Auto Industry in limelight thanks to Presidential Debates
The bailout by the Obama administration of General Motors was a hot topic that divided the two presidential candidates at the presidential debate on Tuesday night. There were a wide variety of different issues discussed at the debate including foreign policy, the economy along with healthcare and the auto industry.
However, one of the hottest topics was the auto industry. Both incumbent President Barack Obama and his Republican challenger Mitt Romney discussed the bailout and could not be further apart as to their opinions on the subject.
The president was busy touting the rescue plan that was funded by the Treasury Department for both General Motors and Chrysler. Romney has long been opposed to the auto bailout.
While Romney at one point in time supported programs for clean energy, he has also spoken out against the low-interest government funded loan program used to help fund many automotive startups, battery makers and other green businesses.
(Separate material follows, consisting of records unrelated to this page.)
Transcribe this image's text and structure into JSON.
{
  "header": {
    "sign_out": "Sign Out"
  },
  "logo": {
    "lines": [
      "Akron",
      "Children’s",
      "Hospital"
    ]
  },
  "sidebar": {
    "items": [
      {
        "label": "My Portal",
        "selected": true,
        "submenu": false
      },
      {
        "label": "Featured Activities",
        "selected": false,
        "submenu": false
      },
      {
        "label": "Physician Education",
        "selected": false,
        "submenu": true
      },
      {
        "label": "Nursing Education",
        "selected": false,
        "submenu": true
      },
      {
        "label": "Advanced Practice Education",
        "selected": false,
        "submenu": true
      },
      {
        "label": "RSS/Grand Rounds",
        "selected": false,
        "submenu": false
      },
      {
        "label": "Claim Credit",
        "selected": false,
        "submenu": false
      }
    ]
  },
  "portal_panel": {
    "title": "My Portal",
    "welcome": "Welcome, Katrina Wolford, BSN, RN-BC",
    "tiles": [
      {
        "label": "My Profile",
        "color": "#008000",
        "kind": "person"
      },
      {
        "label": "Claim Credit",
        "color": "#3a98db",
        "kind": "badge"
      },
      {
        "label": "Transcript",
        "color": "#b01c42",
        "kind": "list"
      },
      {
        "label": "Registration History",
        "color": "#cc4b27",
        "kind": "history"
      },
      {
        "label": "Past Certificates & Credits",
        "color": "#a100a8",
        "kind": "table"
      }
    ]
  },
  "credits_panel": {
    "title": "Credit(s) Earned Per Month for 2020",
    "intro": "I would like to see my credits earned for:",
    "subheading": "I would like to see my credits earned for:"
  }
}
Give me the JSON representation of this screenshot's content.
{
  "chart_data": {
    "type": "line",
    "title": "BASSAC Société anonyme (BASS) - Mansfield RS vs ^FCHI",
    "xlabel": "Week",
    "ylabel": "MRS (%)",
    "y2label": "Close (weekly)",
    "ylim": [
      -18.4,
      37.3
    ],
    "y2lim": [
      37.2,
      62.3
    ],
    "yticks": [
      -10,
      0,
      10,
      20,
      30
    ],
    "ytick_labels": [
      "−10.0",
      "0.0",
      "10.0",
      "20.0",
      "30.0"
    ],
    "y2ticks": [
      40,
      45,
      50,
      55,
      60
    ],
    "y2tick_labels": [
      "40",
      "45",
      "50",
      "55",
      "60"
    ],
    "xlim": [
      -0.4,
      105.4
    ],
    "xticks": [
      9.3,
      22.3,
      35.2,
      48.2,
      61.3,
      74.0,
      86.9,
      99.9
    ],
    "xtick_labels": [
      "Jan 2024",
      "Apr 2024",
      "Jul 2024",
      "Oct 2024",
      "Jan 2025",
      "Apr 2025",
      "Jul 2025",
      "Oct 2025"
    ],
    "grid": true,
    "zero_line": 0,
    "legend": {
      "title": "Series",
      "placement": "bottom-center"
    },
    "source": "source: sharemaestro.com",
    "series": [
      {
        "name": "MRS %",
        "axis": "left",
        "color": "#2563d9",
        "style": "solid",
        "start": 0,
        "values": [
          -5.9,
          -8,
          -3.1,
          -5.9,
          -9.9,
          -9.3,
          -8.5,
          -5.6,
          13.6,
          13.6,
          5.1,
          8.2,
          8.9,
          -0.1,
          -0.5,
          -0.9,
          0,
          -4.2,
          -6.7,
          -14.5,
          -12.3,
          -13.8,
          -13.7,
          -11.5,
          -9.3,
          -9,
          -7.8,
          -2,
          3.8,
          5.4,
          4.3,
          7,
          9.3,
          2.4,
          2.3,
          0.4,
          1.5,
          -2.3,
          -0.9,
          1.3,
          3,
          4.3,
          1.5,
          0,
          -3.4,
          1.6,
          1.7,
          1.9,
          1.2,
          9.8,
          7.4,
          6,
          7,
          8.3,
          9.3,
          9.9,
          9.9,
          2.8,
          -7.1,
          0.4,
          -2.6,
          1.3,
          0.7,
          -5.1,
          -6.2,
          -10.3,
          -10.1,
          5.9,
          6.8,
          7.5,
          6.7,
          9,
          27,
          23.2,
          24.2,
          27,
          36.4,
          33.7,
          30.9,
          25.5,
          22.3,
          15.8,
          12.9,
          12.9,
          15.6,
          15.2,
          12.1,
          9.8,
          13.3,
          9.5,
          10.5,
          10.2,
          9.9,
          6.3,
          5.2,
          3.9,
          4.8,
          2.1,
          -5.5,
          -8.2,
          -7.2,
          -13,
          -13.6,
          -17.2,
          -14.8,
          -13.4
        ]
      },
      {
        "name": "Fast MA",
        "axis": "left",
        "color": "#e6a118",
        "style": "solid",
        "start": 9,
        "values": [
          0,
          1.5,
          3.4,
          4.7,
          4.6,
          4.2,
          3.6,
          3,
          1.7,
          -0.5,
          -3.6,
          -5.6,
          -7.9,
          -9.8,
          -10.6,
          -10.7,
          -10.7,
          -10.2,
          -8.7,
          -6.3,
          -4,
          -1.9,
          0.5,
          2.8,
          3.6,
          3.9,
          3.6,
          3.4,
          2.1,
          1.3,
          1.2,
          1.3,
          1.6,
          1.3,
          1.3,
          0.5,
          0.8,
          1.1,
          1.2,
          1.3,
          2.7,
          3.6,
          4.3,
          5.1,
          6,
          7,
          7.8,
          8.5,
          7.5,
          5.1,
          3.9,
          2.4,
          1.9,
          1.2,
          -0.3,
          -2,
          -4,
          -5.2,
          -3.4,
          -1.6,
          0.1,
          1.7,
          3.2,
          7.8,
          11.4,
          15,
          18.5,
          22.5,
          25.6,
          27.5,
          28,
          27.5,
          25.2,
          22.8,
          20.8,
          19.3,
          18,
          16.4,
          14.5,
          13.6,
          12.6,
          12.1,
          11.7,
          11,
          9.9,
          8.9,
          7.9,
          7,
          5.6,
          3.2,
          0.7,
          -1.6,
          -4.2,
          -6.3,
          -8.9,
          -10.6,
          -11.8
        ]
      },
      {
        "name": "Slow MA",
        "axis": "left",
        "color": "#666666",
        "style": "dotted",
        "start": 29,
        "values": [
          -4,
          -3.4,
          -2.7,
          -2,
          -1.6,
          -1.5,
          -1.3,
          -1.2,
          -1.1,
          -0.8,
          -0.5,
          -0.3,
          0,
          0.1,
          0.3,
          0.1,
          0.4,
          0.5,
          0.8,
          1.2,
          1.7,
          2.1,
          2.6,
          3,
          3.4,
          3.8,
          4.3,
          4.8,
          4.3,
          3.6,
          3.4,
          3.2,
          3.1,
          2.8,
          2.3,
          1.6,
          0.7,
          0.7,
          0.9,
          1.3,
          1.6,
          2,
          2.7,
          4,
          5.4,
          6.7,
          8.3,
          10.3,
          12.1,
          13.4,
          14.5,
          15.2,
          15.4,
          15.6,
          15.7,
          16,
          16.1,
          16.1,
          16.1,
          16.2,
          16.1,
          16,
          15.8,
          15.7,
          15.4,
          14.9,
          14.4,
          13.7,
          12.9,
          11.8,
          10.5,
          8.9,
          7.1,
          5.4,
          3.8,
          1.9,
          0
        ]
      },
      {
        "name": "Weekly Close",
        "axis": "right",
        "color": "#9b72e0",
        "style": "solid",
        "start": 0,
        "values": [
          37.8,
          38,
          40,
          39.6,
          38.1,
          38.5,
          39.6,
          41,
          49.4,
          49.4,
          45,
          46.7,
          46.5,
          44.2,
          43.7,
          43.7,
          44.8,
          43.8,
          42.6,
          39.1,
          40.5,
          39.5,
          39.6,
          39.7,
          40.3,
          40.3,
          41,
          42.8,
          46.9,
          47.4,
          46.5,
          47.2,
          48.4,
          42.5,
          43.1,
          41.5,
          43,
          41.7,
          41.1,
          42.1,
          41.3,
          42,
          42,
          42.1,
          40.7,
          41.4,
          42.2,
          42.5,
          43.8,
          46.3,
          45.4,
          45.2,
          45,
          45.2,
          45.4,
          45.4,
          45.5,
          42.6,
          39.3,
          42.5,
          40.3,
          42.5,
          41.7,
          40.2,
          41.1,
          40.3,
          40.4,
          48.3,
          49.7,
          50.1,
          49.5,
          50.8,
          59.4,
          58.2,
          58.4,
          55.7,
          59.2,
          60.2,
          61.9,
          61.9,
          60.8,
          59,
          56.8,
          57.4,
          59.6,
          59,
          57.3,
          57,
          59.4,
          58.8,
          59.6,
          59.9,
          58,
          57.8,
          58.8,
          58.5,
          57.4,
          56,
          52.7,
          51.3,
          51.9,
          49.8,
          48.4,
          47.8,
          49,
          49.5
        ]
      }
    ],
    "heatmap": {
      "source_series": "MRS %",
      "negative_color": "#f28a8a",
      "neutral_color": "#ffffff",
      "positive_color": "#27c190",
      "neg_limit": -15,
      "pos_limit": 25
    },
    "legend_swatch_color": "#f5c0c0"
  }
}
During the first debate in Denver, Romney mentioned a number of companies by name and labeled startups in California like Fisker Automotive and Tesla Motors as losers.
There remains little doubt that the Energy Department’ loan program has had its share of clunkers, such as Solyndra, which was given $527 million and then went bankrupt. Another company this week that had been helped by the program also filed for bankruptcy protection. However, the outcome could be better for A123 Systems, which is based in Massachusetts.
A123 produces lithium-ion batteries and was one of a number of once aspiring supplier that was stung by the much slower that thought increase in demand for electric vehicles. The company is not closing and has sold off some of its businesses, such as it automotive arm, to JCI, an automotive supplier.